As impassioned rallying calls go, I’d recommend reading Iain Hepburn’s blog on how journalists must grab hold of the debate on the future of news.
Every hack in the country has been through at least two years of queasy uncertainty, being told they’re in an an unloved and unwanted sector heading the same way as other unpopular professions of lore, like Roman fullers or Victorian child chimneysweeps.
Journalists, in effect are dead men and women walking, we are told (and told repeatedly).
Even worse, it seems the people lining up to do the jobs better than trained journalists can manage it from home without getting out of their pyjamas.While holding down other paying jobs that have nothing at all to do with news gathering.
Oh aye, and did I mention the most wonderful fact of all? They’ll do it for *free*. Um-yum! That altruism is wonderful stuff.

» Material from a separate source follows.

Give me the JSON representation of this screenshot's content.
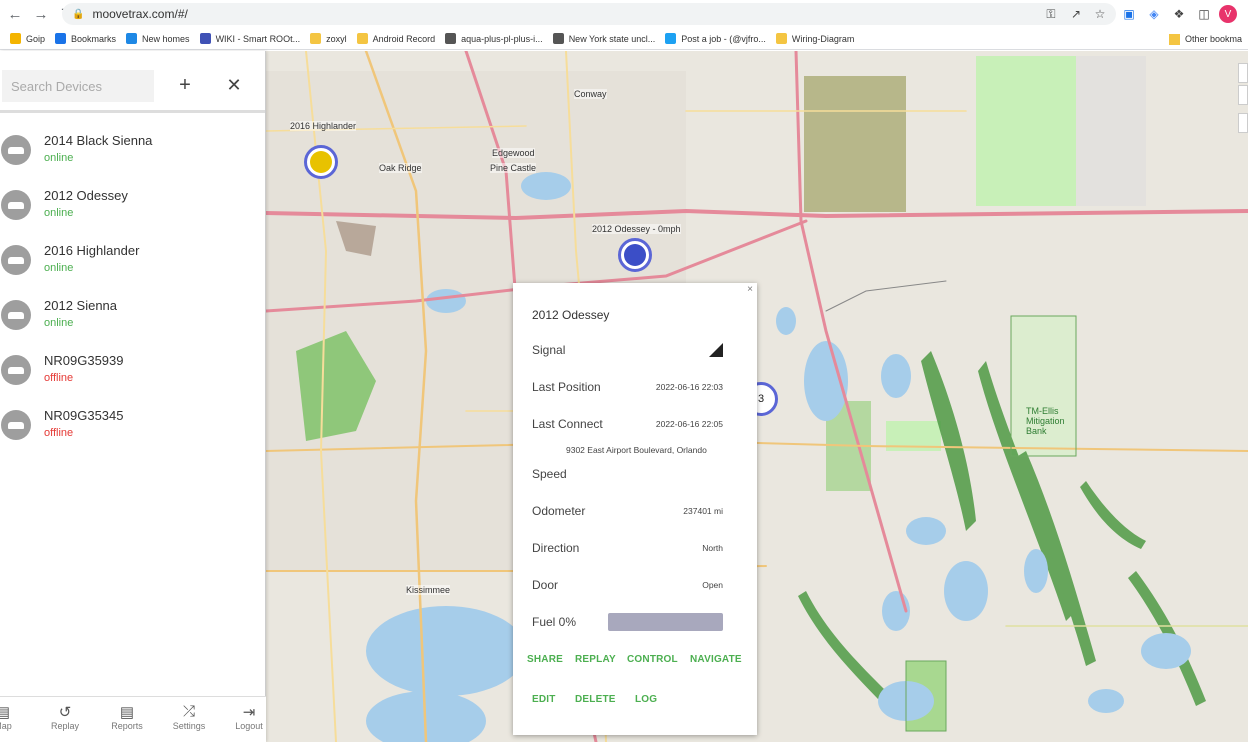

Of course, as a society this has us sleepwalking into a potentially horrendous world of unaccountability – told better than I could ever hope to tell it it in this article by David Simon, creator of TV show The Wire and an acclaimed newspaper reporter.
It seems nobody really wants to listen. While news is free and blogs and social media are proliferating, who, except worried journalists, has the time to ponder the future of news?

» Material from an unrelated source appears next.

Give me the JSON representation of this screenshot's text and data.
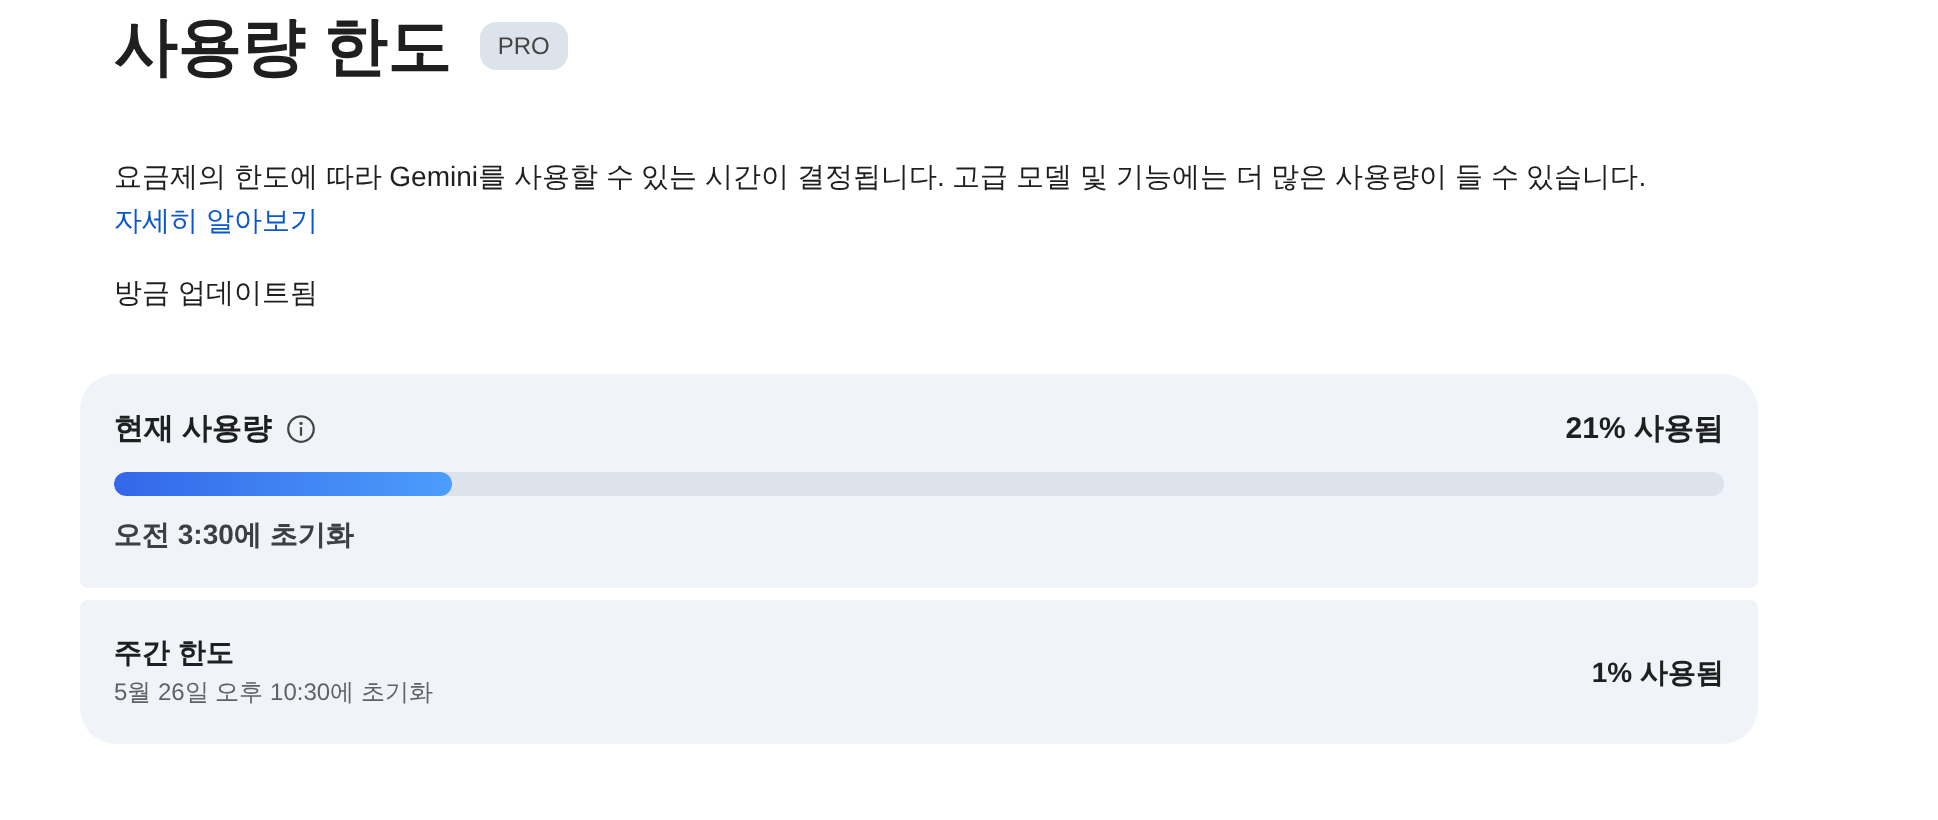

Maybe that’s about to change. Certainly, plenty of people sat up, listened and took note last week when Rupert Murdoch gave his view that mobile phones and devices – like the vaunted new iPad – will be lifeless without content.

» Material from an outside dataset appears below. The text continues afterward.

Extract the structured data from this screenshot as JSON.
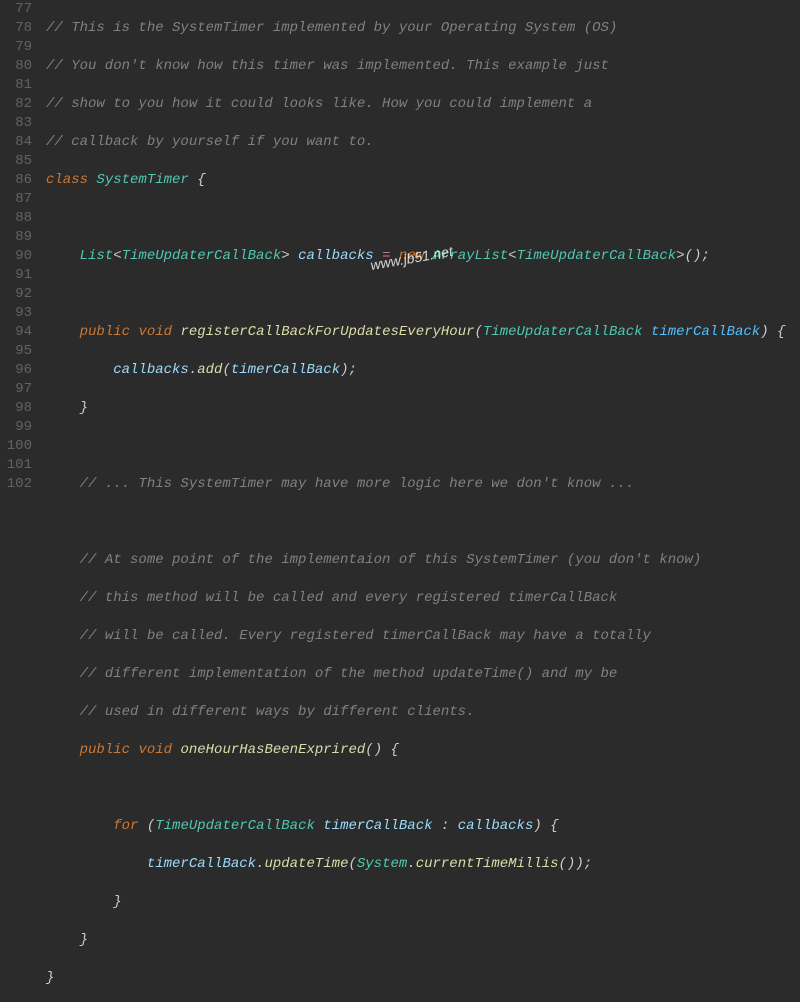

Of course there will be no shortage of people who insist there is plenty of quality content out there without newspapers. Oh really?
Next time you hear that spurious load of old tosh (which you inevitably will) refer the naysayer to this research by the Pew Research Center’s Project for Excellence in Journalism.
The findings, as it happens, are from David Simon’s very own patch in Baltimore. And the results are inarguable. There may be hundreds of places to go for news but virtually all of it – 95% – is still being generated by those much, maligned, nearing-extinction, unloved and unwanted newspaper hacks.
Finally the research is backing up what every traditional and mainstream journalists has been saying for a long while.
Yes, there is plenty of content out there, but if you want news, then you need professionals to seek it out, collect it, verify it and present it – and as David Simon points out, hold the powers that be to account.
On a recent editonof the Quiet News Day podcast, I found myself agreeing with Shaun Milne when he said that Rupert Murdoch might yet be an unlikely saviour of journalism, with his crusade to ensure quality news content is paid for.
Now I find myself sympathising with the Dirty Digger again – but it is not just mobile devices that will be lifeless without news content.